Saved entries:
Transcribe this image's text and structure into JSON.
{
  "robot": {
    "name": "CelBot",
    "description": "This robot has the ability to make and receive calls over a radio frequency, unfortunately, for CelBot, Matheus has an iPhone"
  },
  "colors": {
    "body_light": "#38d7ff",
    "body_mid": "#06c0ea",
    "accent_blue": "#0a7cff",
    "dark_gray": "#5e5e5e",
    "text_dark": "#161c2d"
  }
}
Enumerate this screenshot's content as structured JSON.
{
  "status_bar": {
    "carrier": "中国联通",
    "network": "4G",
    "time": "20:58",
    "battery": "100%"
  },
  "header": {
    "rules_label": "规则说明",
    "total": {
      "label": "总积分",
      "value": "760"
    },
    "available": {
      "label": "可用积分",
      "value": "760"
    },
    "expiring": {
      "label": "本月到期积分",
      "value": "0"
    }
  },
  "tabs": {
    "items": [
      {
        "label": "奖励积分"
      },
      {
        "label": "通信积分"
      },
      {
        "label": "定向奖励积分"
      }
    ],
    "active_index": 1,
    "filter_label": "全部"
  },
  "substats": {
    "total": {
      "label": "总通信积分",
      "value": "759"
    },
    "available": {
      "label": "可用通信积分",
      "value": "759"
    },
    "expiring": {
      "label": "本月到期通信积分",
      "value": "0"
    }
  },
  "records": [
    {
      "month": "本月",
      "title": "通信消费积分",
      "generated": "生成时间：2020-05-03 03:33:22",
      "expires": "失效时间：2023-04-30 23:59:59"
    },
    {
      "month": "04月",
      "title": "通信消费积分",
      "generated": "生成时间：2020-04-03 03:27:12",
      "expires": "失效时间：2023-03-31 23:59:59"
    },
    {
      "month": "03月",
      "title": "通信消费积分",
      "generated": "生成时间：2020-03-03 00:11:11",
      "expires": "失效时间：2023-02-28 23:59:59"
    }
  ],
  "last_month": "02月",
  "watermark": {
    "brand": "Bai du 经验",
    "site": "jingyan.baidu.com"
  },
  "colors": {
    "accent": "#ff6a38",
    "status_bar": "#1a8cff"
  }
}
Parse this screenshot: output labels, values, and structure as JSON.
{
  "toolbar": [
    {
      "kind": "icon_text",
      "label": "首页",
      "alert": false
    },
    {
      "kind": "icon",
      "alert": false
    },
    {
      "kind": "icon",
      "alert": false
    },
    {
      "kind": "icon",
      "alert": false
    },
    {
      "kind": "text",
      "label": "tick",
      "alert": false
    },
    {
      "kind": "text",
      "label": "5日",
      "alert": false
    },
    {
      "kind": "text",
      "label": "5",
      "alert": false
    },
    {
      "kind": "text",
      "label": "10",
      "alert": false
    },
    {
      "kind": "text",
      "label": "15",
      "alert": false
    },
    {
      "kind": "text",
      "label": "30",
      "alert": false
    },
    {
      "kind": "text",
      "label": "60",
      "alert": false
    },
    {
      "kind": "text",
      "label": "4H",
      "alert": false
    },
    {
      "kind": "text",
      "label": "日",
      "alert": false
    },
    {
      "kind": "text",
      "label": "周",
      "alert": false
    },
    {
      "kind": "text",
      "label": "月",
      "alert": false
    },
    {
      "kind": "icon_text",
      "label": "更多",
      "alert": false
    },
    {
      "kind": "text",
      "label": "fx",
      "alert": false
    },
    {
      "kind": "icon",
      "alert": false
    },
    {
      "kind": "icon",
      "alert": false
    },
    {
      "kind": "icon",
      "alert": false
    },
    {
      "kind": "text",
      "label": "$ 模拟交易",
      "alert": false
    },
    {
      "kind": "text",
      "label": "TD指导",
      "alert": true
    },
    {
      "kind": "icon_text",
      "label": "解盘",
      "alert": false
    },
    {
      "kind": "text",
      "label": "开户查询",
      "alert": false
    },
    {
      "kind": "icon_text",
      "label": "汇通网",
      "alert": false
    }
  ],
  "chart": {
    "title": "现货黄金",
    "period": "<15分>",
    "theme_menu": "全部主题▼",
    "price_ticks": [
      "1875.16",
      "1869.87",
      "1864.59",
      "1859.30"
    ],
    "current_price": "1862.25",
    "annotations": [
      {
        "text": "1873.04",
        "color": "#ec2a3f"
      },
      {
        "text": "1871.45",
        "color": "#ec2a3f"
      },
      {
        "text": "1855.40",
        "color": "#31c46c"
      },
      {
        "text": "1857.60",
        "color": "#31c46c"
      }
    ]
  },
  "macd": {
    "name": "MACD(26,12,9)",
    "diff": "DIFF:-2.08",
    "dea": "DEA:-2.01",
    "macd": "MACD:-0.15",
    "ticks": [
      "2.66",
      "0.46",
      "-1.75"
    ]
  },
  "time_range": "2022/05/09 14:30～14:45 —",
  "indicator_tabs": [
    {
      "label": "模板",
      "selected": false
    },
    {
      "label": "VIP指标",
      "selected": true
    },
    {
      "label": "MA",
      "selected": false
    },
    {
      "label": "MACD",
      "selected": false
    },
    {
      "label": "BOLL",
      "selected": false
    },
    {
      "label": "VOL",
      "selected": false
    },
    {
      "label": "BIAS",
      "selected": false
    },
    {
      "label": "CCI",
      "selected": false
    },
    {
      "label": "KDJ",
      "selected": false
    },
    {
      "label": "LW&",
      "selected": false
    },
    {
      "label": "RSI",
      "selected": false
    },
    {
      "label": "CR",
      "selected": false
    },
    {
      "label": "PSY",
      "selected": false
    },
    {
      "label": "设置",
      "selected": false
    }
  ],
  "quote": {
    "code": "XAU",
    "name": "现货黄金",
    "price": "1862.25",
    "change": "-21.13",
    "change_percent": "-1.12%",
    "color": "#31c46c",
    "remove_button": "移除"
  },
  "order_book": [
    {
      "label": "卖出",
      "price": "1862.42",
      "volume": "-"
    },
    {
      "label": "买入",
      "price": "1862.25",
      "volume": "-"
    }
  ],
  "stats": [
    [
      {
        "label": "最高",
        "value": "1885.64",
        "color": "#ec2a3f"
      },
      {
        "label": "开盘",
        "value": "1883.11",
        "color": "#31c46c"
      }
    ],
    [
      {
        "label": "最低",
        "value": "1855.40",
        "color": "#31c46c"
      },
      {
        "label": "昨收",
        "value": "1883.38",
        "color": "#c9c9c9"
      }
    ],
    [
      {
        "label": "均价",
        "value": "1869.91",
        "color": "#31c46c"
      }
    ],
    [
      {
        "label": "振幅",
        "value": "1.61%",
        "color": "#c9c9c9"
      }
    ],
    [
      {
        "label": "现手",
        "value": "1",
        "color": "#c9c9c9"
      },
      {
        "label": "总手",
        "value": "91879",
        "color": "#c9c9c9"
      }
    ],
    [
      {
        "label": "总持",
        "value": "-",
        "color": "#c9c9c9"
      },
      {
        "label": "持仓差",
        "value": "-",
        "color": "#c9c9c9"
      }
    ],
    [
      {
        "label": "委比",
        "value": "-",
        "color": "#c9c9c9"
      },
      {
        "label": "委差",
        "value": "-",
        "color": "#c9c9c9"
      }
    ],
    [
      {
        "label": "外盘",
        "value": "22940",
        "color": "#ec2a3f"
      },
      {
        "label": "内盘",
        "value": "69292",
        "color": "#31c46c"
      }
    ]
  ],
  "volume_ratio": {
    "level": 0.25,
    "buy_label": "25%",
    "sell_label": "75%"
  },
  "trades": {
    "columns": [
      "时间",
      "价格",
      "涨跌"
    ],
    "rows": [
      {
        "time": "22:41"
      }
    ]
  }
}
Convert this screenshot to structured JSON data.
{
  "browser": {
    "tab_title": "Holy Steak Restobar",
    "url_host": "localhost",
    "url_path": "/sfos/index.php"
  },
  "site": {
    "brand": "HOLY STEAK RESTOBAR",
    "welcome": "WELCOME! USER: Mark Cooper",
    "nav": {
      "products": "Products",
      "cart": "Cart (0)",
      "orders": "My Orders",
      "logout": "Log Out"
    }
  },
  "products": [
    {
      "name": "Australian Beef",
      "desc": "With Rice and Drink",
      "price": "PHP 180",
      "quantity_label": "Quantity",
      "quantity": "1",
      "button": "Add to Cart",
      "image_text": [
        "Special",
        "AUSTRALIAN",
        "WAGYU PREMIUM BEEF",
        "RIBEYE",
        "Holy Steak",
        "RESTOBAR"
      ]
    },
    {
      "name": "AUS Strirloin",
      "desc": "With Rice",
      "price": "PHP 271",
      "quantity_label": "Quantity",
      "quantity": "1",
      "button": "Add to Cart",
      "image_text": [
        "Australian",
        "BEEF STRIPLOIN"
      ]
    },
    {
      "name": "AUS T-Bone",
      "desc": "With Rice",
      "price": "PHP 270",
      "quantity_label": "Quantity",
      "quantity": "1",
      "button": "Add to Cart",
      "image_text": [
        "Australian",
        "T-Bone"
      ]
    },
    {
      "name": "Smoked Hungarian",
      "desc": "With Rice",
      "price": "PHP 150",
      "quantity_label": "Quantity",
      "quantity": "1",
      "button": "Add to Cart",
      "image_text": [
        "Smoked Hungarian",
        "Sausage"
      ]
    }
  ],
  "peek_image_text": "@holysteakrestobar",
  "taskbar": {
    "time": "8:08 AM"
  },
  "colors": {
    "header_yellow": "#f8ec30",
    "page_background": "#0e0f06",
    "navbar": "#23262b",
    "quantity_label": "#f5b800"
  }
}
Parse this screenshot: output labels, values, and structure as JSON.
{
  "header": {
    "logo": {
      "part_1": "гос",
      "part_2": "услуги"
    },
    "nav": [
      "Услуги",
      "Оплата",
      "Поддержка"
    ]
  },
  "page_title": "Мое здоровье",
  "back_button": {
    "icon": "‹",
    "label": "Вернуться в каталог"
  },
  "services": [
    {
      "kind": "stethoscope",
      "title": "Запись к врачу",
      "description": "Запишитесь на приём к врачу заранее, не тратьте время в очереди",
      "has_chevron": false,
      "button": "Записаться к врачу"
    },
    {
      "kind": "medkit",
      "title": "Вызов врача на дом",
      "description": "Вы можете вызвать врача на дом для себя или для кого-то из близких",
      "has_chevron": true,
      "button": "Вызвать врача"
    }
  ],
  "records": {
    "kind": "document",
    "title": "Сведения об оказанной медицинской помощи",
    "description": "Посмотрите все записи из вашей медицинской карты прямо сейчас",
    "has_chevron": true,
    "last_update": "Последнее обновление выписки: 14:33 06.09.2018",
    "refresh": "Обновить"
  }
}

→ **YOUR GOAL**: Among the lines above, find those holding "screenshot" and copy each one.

→ **ANSWER BOX**:
Enumerate this screenshot's content as structured JSON.
Parse this screenshot: output labels, values, and structure as JSON.
Convert this screenshot to structured JSON data.
Parse this screenshot: output labels, values, and structure as JSON.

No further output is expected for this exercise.